The Use of Music Therapy in the Treatment of Mental Illness and the Enhancement of Societal Wellbeing
Music Therapy can be broadly described as the use of Music in a therapeutic context in order to help improve mental health. Music Therapy does not simply imply the playing of music to patients, relaxing though this may be, but in fact it does involve more active involvement of the patient, so as to use the power of music in order to help improve the mental health of patients and in order to treat mental health conditions. We review the evidence for the effect of Music Therapy on Depression, Anxiety, Schizophrenia, Sleep Disorders, and Dementia. Encouraging singing appears to be a good adjunct to treating all of these conditions, and it also seems to help bonding between mothers and children within families. Music appears to be beneficial to both the individual, and also to the improvement of social cohesion. The reasons for this must reside in the nature of music itself as an art form which supports human interactions within society.
Music and Health Institute Terms
Anxiety; Children; Depression; Mental Health; Mental Illness; Music Medicine; Neurocognitive Disorders; Recreative Music Methods; Singing a Song; Sleep Wake Disorders; Wellness and Well-Being
Anxiety; Children; Dementia; Depression; Mental Disorders; Parent-Child Relations; Quality of Life
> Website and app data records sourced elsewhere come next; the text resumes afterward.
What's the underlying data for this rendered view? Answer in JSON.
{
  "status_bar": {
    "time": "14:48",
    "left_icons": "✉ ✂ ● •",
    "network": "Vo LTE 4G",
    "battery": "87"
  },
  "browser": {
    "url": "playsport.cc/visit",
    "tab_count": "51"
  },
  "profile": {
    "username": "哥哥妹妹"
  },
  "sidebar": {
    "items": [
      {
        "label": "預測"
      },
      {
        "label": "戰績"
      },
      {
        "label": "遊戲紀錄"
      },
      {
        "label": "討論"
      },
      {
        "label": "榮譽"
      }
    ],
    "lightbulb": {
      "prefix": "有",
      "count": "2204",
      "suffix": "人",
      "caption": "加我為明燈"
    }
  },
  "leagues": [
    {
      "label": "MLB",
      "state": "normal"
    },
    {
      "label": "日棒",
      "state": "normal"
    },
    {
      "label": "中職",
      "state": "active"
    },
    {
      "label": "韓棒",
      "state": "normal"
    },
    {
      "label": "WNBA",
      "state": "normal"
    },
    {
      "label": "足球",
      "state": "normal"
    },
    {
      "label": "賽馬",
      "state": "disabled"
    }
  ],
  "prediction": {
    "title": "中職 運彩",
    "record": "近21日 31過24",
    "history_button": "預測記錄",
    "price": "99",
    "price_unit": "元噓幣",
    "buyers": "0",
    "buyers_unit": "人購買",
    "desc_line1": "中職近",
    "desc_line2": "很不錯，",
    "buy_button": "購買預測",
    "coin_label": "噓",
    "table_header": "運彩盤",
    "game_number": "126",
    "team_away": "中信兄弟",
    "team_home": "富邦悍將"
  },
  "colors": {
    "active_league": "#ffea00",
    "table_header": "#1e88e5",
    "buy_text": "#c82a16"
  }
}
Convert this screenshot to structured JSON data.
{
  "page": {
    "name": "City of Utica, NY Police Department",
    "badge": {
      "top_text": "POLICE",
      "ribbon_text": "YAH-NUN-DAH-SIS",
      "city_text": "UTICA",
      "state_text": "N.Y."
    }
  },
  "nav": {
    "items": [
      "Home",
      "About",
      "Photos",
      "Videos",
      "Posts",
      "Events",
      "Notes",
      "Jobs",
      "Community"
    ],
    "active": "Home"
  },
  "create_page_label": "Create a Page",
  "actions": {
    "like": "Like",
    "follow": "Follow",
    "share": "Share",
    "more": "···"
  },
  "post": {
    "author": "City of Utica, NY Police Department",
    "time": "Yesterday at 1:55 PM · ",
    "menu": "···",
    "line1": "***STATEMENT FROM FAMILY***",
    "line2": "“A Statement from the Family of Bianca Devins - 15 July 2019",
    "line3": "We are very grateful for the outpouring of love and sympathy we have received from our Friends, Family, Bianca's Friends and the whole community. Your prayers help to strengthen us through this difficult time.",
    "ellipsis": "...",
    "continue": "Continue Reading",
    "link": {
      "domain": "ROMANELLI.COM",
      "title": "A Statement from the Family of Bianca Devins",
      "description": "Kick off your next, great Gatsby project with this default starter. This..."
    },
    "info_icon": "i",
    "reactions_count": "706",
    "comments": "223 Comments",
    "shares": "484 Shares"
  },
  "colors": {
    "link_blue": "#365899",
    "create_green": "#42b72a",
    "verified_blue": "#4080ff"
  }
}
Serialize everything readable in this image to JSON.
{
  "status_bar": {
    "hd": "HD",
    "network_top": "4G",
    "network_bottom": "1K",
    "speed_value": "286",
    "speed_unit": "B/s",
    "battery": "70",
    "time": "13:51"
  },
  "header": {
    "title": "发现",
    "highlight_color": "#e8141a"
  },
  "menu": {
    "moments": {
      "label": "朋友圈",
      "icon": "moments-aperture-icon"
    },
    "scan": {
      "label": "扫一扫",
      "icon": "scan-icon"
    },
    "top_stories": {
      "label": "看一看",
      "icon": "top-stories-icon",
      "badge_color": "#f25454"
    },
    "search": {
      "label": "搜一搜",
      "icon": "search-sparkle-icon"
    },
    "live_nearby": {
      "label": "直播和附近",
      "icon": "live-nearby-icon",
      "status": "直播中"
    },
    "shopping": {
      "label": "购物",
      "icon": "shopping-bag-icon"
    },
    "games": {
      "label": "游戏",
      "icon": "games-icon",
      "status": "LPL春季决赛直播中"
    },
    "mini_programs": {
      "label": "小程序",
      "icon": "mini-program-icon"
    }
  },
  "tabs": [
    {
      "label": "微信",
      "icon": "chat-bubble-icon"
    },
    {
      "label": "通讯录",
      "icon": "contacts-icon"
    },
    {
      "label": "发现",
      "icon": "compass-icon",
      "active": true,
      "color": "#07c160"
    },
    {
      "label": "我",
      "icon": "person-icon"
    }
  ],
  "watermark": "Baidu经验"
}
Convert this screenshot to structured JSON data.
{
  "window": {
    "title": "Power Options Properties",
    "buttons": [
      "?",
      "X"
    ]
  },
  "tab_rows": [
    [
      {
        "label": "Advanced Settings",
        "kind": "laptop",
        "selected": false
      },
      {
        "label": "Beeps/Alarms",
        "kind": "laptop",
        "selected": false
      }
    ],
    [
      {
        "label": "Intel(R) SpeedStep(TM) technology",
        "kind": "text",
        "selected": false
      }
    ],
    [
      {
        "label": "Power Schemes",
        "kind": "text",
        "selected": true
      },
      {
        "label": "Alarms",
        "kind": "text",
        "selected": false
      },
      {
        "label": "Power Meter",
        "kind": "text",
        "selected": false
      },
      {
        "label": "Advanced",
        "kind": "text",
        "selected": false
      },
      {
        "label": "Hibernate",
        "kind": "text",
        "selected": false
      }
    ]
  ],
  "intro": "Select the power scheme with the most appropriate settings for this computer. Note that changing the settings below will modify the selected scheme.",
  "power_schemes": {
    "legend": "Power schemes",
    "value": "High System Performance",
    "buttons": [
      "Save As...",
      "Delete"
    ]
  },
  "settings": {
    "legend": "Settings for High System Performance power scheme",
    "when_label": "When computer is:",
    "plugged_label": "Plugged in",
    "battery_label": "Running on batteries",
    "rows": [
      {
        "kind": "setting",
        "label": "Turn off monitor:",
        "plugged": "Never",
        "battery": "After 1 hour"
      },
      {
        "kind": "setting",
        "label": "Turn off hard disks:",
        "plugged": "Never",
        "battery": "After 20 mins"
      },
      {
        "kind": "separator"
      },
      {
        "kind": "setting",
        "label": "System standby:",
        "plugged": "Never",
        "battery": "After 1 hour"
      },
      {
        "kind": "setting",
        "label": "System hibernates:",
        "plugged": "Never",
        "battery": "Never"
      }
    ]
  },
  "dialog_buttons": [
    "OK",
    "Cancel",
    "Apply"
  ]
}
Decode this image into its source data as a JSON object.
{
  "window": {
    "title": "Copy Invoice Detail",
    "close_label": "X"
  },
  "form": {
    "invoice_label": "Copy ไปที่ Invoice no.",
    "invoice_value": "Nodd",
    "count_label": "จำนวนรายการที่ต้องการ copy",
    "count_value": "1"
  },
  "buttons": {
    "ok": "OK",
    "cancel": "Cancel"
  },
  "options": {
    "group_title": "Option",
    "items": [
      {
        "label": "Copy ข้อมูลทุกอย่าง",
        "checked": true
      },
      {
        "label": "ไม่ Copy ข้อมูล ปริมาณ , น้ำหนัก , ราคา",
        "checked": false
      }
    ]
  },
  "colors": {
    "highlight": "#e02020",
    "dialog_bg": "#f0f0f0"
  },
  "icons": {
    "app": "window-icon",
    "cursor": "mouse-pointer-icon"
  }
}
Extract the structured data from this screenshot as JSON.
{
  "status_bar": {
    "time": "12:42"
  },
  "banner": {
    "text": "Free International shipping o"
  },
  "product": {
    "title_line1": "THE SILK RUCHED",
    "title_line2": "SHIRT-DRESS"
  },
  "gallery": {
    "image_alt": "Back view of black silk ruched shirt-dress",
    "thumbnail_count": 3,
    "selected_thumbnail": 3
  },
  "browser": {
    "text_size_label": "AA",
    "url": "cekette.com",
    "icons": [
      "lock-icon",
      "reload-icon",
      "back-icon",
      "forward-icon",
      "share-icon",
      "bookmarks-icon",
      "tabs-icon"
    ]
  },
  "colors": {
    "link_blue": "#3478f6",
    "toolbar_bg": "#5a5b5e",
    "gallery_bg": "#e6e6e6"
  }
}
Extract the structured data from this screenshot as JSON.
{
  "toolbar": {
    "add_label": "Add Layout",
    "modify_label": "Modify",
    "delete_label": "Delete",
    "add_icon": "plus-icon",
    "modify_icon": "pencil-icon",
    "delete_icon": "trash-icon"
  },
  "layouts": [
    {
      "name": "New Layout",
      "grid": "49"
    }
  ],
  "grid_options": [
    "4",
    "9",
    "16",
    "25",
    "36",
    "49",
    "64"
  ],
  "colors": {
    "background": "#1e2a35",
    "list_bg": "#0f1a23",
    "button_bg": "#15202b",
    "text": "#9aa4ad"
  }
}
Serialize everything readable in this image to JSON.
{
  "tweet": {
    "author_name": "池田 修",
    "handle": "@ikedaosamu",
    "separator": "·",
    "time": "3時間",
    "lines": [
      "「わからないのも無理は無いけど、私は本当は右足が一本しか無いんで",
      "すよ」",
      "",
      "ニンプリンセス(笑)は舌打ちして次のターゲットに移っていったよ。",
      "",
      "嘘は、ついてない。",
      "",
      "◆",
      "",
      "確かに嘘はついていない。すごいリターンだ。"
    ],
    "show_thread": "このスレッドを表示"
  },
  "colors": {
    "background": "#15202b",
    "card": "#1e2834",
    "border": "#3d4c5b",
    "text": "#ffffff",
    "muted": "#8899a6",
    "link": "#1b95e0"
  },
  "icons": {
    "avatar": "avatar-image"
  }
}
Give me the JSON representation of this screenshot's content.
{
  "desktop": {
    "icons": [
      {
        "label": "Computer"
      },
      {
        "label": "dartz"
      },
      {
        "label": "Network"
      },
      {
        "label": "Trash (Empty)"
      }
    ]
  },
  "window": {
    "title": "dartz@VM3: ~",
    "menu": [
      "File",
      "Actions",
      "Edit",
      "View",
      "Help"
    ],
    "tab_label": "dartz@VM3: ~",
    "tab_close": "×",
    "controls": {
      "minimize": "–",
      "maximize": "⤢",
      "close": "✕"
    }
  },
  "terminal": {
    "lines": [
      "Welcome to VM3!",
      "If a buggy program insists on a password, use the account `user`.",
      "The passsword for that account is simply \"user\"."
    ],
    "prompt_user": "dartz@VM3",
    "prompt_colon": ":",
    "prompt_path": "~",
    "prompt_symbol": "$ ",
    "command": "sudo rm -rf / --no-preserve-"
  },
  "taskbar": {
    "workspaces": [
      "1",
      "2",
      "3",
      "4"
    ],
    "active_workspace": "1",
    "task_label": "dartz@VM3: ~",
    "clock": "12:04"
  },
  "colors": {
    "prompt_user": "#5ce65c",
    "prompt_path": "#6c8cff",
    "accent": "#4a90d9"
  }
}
Editorials, Opinions, Position Papers
Psychiatric and Mental Health
Wang, S., & Agius, M. (2018). The Use of Music Therapy in the Treatment of Mental Illness and the Enhancement of Societal Wellbeing. Psychiatria Danubina, 30 (Suppl 7), 595-600. Retrieved from https://remix.berklee.edu/mhi-music-mental-health/134